Can students learn more by reading comics?
According to Shelley Hong Xu, associate professor in the department of teacher education at California State University, graphic novels and comics can be used as a “point of reference” to bridge what students already know with what they have yet to learn. For example, comics and graphic novels can teach about making inferences, since readers must rely on pictures and just a small amount of text. By helping students transfer this skill, she says, teachers can lessen the challenge of the actual textbook.
Talking along the same line, Stephen Cary, a second language learner specialist, explained that the dramatically reduced text of many comics make them manageable for readers who have problems coping with the English language. I believe that this very much caters the need of our Malaysian law schools where we will have students who may encounter these sort of problems.
But most important of all, the biggest benefit is that this case-review-via-comic method helps revive my students’ interest in case reports and harnesses their case reading and reviewing skills. For second language learners or students who lack the ability to visualize as they read; it provides a graphic sense that approximates what good readers do as they read. It avoids the tendency to ‘cut and paste’ or parrot exactly what the case report says, and also provides an effective way for reluctant students to subsequently (after completing the reading) communicate a story that has a beginning, middle, and end.

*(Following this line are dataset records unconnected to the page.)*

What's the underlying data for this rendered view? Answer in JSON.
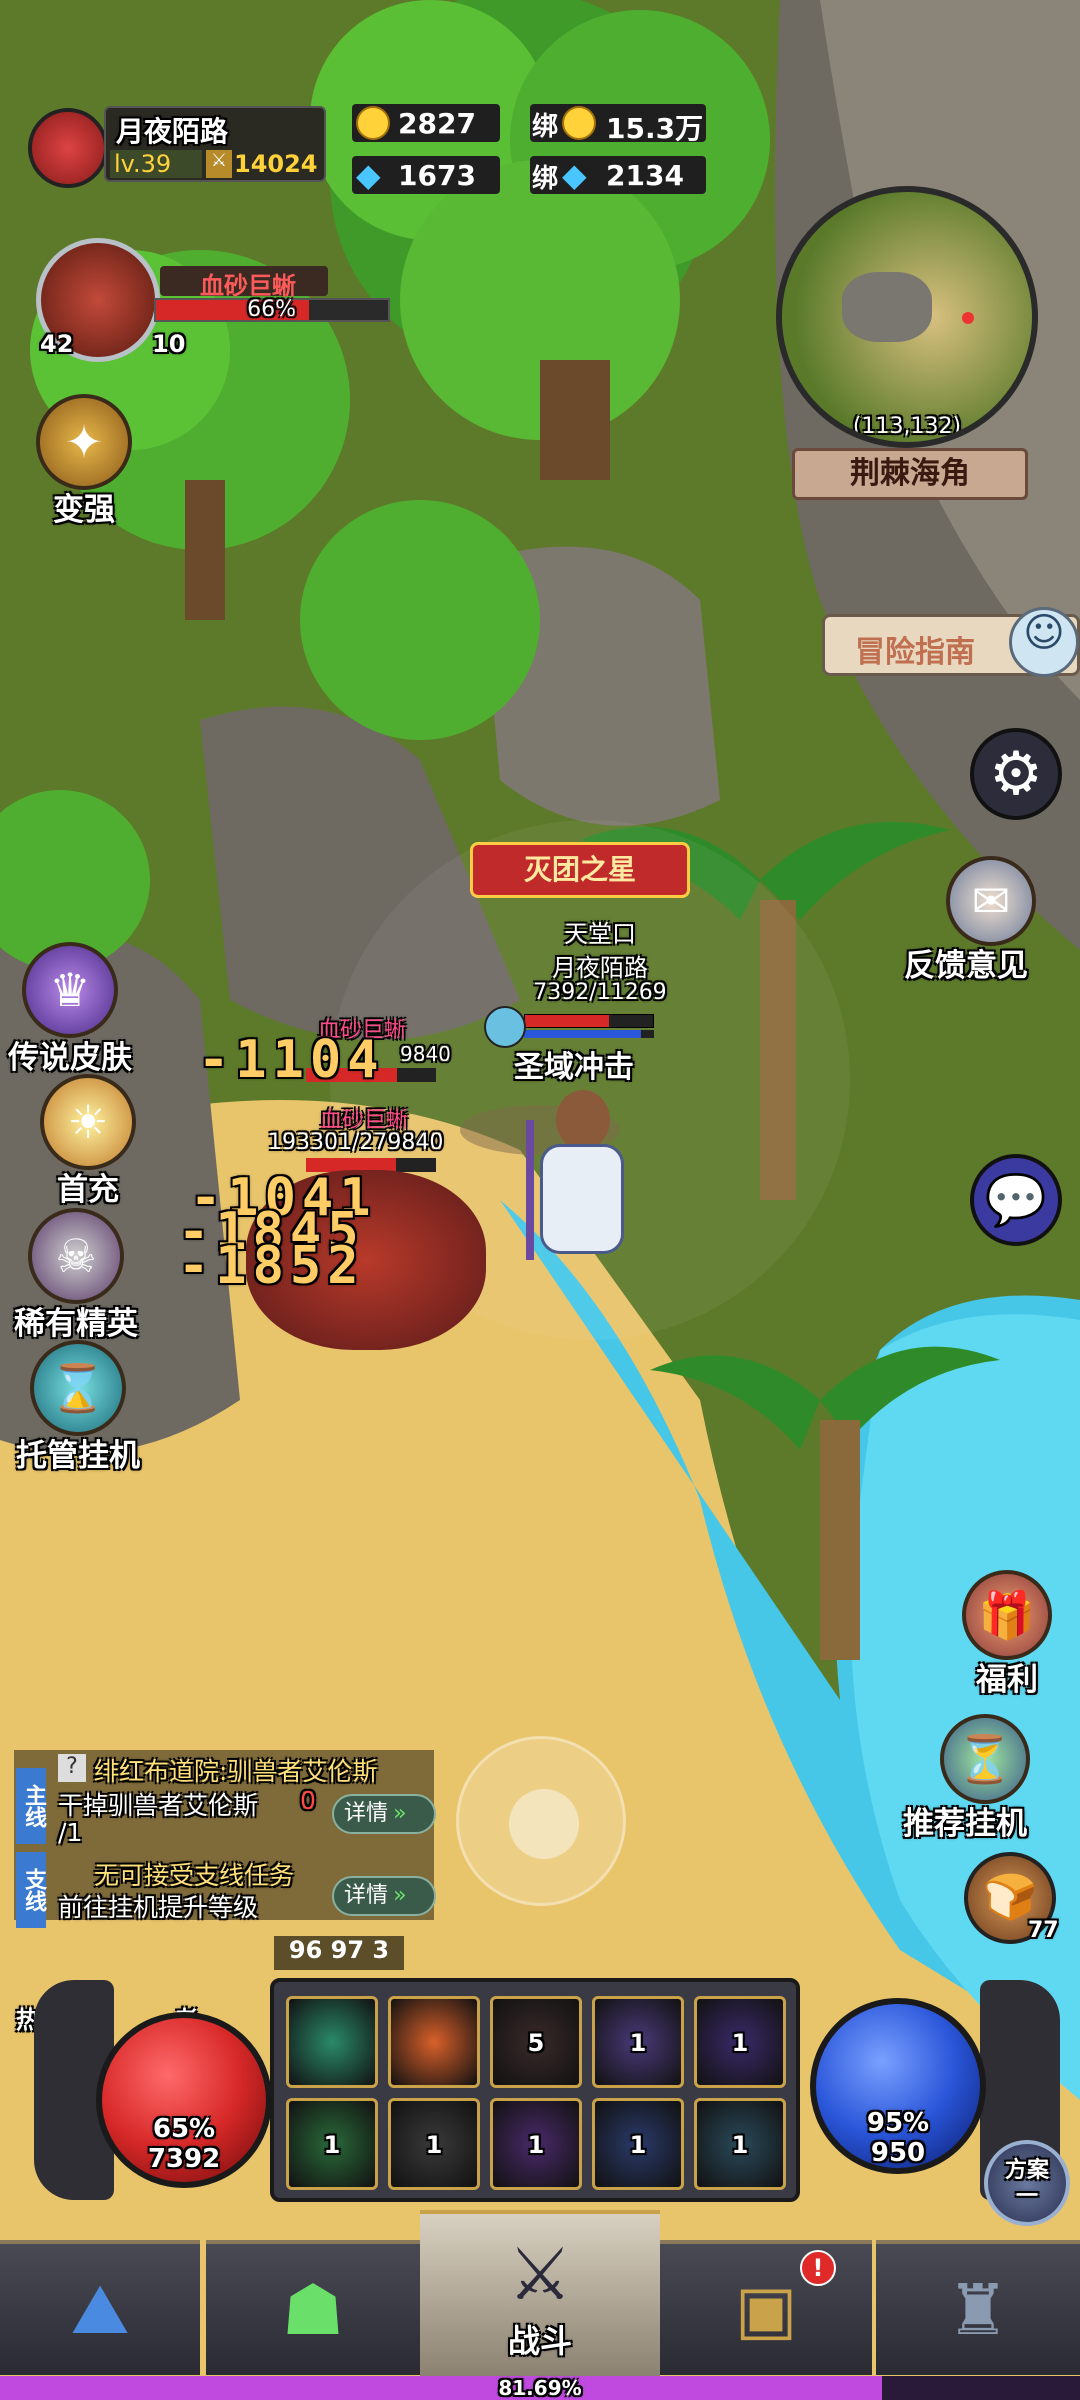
{
  "colors": {
    "hp": "#d72828",
    "mp": "#2a56d9",
    "xp": "#c04ae0",
    "gold": "#ffd23a",
    "gem": "#49c6ff"
  },
  "player": {
    "name": "月夜陌路",
    "level": "lv.39",
    "power": "14024"
  },
  "currency": {
    "gold": "2827",
    "bound_gold_label": "绑",
    "bound_gold": "15.3万",
    "gems": "1673",
    "bound_gem_label": "绑",
    "bound_gems": "2134"
  },
  "target": {
    "name": "血砂巨蜥",
    "hp_percent": "66%",
    "hp_fraction": 0.66,
    "level": "42",
    "count": "10"
  },
  "minimap": {
    "coords": "(113,132)",
    "area": "荆棘海角"
  },
  "left_menu": {
    "strengthen": "变强",
    "legend_skin": "传说皮肤",
    "first_recharge": "首充",
    "rare_elite": "稀有精英",
    "auto_hang": "托管挂机"
  },
  "right_menu": {
    "guide": "冒险指南",
    "settings_icon": "gear-icon",
    "feedback": "反馈意见",
    "chat_icon": "chat-icon",
    "welfare": "福利",
    "recommend_hang": "推荐挂机",
    "bread_count": "77"
  },
  "battle": {
    "title_badge": "灭团之星",
    "guild": "天堂口",
    "hero_name": "月夜陌路",
    "hero_hp": "7392/11269",
    "skill_cast": "圣域冲击",
    "enemy1_name": "血砂巨蜥",
    "enemy1_hp": "9840",
    "enemy2_name": "血砂巨蜥",
    "enemy2_hp": "193301/279840",
    "damage1": "-1104",
    "damage2": "-1041",
    "damage3": "-1845",
    "damage4": "-1852"
  },
  "quests": {
    "main_tag": "主线",
    "main_title": "绯红布道院:驯兽者艾伦斯",
    "main_desc": "干掉驯兽者艾伦斯",
    "main_progress_a": "0",
    "main_progress_b": "/1",
    "side_tag": "支线",
    "side_title": "无可接受支线任务",
    "side_desc": "前往挂机提升等级",
    "detail_btn": "详情"
  },
  "skillbar": {
    "counters": "96 97 3",
    "slots_top": [
      "",
      "",
      "5",
      "1",
      "1"
    ],
    "slots_bottom": [
      "1",
      "1",
      "1",
      "1",
      "1"
    ]
  },
  "orbs": {
    "hp_percent": "65%",
    "hp_value": "7392",
    "mp_percent": "95%",
    "mp_value": "950",
    "plan": "方案一"
  },
  "nav": {
    "battle": "战斗",
    "xp_percent": "81.69%",
    "xp_fraction": 0.8169
  },
  "misc": {
    "hot_label": "热",
    "partial_label": "者"
  }
}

To me, comics and graphic novels are an excellent vehicle for delivering the important content of the case – i.e. facts, issues, ruling and reason for the judgment writing - as a story has to be pared down to its most basic elements. It is easy for the students to look at a short comic strip and quickly understand (and simultaneously memorize!) the cases rather than read through the conventional case report line by line, every time they need to refer to it. It engages them, stimulate their interests and motivates them to use those cases in their learning of the law.
Dr Shahrul Mizan Bin Ismail is an Associate Professor of Law at the Faculty of Law, National University of Malaysia (UKM). He has two main areas of specialization which are International Human Rights Law and Civil Procedure. He is the author to several reference books for Civil Procedure. He was also involved as an expert in the Malaysia’s National Human Right Action Plan (NHRAP) and Malaysia’s Syariah Index in 2015, both under the Malaysian Prime Minister’s Department. He is currently the advisor for Malaysia’s Department of National Unity & Integration under the Prime Minister’s Department.